I get SOOO irritated if my food isn't right. That's wrong isn't it? Should it be this important to me?
I'm always thinking how I'd cook it. I loathe timidity with food. I like big flavours, plenty of butter, salt, sugar, oil. What's the fucking point of eating otherwise?
I want to eat until I reach that seratonin plateau of zoned out gluttony. It's not food, it's drugs.

bellaphon said...

MML- for the record, we never really broke up. I just took a sabbatical and scoffed myself silly on nowt but tripe. We all know how you can’t stand the stench of it!

leiladukes said...

MML, I'm with you -- disappointing food puts me in a foul mood. It seems to be worst when food is mediocre rather than downright awful -- I think because, like you, I can't help but think of the small tweaks needed to lift a dish from "meh" to memorable. At least bad food is an experience, of sorts!

Anyway, next time you have an intense egg craving, head to the Providores in Marylebone. Their Turkish eggs are kick ass, great cocktails and service.

Leila x

Dad said...

I'm sat reading marmitelovers (multiple) comments and read them aloud to my wife sat next to me. I got to the very last line about the fact that "It's not food, it's drugs", to which she replied, "tell me about it" without so much as looking over.

You probably had to be here but it made me laugh and just wanted to let you know there's a woman after marmitelovers own heart, right here!

On a personal note, as a fan of eggs in all their guises, I'd want them with a bit more 'form' than the shapeless blob pictured. And as the 'egg-master', couldn't he have got those spinach leaves, at the very least, up the right way? (err ... it IS spinach, right?)

Ooh, btw, Photoshopped or not, as in the past, I am lovin' your first photo; black and white at the edges, colour in the middle.

That is all.

theundergroundrestaurant said...

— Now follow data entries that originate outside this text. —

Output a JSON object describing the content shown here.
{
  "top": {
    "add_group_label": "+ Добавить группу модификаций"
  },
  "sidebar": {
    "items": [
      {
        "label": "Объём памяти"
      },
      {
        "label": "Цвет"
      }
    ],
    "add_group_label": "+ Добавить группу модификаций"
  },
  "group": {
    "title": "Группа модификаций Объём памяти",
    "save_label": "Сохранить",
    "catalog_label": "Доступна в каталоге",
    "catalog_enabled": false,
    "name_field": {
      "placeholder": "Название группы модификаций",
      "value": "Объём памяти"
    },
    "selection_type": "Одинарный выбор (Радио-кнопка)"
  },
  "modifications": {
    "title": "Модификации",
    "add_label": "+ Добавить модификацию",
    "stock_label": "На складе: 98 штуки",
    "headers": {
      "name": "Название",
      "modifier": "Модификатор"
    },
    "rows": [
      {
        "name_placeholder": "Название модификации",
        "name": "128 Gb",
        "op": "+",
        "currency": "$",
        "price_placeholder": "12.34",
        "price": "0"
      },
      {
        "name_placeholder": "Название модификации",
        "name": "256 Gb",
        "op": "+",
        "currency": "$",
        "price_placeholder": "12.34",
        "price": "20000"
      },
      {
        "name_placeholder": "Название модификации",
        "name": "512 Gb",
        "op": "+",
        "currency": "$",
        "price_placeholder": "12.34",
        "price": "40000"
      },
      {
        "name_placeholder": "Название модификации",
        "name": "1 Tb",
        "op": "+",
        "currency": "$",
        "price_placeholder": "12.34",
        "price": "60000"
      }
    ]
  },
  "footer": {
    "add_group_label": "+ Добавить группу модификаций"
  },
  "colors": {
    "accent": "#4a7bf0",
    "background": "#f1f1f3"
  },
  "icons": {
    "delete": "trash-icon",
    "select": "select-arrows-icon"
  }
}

Leila: I think I'm altogether too focussed on food. A friend said to me today that her husband makes a loaf each day. Then she told me they'd been together 19 years.
A beat passed and I asked "So he's been making a loaf a day for 19 years?".
He's only been making a loaf every day for 3 years but I was more interested in his home baking discipline than anything else.
Dad: glad I made your Mrs and you laugh!